cawn ni is part of the future tense of cael (to get/have, to be allowed to) - it translates as 'we will get/have/be allowed to', or as 'we may/can' with future or present meaning:
- Cawn ni fynd ma's yn fuan - We will be allowed to go out soon.
- Ca i yrru dy gar ar ôl i fi basio fy mhrawf gyrru - I'll be allowed to/I can drive your car after I pass my driving test.
- Cewch chi beint yn y dafarn nes ymlaen - You can have/You'll get a pint in the pub later.
- Cawn ni bryd o fwyd yn y dref - We will get a meal in town.
In its question form it is used for asking permission in the present/future, too:
- Ga i fynd ma's nawr? - May/can I go out now?
- Gaiff hi ddiod yno? - May/Can she have a drink there? (But also 'Will she get a drink there?')
Thank you for your very full answer. So in Welsh, "to have" and "to be allowed to" have the same meaning? That is an extraordinary thought, for in English they are totally different. But if they are the same, why is it that in this exercise sometimes one and sometimes the other is demanded?
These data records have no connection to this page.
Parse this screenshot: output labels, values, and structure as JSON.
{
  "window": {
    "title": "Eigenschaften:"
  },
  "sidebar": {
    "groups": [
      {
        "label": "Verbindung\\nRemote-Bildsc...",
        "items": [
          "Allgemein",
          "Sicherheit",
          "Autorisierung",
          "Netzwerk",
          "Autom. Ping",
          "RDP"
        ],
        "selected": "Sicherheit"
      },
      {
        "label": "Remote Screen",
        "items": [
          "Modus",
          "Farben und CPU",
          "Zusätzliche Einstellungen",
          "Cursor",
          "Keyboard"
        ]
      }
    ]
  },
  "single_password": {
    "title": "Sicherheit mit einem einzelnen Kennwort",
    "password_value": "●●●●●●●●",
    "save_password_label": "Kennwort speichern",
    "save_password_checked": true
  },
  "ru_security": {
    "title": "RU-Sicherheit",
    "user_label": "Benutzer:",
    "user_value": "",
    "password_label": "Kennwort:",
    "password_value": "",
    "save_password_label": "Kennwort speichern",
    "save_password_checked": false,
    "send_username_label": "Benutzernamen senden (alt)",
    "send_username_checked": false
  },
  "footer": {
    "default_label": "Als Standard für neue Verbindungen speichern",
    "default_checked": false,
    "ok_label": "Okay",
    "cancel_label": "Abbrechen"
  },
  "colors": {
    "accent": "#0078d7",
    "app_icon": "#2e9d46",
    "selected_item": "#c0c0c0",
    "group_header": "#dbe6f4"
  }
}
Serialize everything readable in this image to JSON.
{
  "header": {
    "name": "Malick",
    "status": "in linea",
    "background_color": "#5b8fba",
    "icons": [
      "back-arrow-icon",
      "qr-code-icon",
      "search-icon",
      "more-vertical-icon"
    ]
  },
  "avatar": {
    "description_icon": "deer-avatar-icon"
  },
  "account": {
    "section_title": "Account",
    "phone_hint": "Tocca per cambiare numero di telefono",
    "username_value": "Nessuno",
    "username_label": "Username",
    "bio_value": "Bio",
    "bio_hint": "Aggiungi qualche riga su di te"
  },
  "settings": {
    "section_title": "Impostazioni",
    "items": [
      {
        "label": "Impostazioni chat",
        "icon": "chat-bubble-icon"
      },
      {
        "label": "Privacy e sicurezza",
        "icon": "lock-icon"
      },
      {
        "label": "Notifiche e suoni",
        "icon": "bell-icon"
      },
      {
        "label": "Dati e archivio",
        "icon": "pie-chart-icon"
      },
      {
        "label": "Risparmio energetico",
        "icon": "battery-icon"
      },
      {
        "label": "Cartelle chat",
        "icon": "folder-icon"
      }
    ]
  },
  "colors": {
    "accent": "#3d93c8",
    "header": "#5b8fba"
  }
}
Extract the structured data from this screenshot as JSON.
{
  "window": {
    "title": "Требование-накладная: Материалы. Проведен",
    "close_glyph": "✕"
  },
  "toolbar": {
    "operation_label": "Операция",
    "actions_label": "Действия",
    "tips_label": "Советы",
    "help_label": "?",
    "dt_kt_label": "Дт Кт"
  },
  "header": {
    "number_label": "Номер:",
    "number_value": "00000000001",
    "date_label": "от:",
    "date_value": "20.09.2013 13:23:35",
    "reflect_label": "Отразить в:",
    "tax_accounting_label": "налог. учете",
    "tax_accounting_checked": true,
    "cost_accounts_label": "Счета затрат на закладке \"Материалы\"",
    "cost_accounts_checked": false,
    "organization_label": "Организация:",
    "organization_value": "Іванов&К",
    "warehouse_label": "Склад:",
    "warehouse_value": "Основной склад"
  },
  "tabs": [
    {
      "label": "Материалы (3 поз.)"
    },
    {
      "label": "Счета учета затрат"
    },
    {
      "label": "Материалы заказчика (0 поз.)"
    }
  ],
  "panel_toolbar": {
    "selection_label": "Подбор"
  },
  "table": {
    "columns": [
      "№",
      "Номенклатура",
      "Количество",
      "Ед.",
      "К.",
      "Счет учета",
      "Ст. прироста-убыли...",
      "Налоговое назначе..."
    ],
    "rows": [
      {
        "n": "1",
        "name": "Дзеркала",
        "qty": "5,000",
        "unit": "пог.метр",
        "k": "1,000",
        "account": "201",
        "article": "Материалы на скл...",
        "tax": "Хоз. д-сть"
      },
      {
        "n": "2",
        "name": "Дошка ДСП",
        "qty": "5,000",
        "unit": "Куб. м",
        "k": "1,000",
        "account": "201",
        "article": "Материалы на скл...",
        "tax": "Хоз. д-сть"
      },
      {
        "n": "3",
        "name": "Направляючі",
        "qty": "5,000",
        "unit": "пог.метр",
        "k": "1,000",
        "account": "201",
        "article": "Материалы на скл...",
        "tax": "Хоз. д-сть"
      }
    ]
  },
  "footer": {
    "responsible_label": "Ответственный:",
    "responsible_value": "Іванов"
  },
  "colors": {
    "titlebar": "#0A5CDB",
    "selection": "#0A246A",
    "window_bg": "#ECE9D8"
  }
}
I can't make sense of that.
I suppose it is a bit like, say, 'light' in English - 'not heavy', or 'bright', or even 'to set fire to'.
In the wild, the context of a conversation would give a clue as to which meaning was the correct one, but a standalone, contextless phrase in Duo might have to allow for at least two translations - ysgafn and golau, perhaps.
Is it possible that the problem starts in English being extremely illogical while Welsh (at least to me as a Swede) seems to be very logical? Swedish also uses the same word for "to get", "to have" and to ask permision, so what's so wierd with Welsh doing the same thing? :-)
As a first language English speaker, it does sometimes feel like the biggest stumbling block while learning Welsh (or any language) is knowing English.
Something I appreciate from having spent 6 years learning Latin in school was that, being a dead language, more time was spent covering the process of learning languages in general than was covered in the Spanish, French, or German classes, where it made more sense to focus on learning the one particular language.
Some English speakers will say things like “Will we get to go out soon?” and “Will I get to drive your car after I pass my driving test?” and “Do I get to go out now?”. These examples are, in a sense, using “get” to ask permission. To my British ears they sound slightly American, but they do make sense.
It's a usage where language has evolved over a couple of generations. 'Traditional' teaching said the simple future was 'shall' for the 1st person singular and plural and 'will' for the 2nd and 3rd persons sing and plural (in your example 'it' is impersonal and so can't indicate its own intention!). The simple future forms are reversed ('shall' becomes 'will', 'will' becomes 'shall') to indicate intention. As I say, that was the traditional 'rule which many of us oldies tend to stick to. Too unnecessarily complicated for most people nowadays!
It is not really used to indicate uncertainty as in 'perhaps/maybe I'll do that'. That is better expressed using, for example, efallai:
- Gobeithio cawn ni yrru'r car ralio yfory. - Hopefully we [will be allowed to/may/can/will get to] drive the rally car tomorrow. (permission)
- Efallai byddwn ni'n gyrru'r car 'na yfory - [Perhaps/Maybe] we will be driving that car tomorrow. (general uncertainty)
- Efallai [gallwn/medrwn] ni yrru'r car 'na ar ôl i ni gwblhau'r cwrs gyrru. - Perhaps we will be able to drive that car after we finish the driving course. (uncertainty, dependent on having the ability)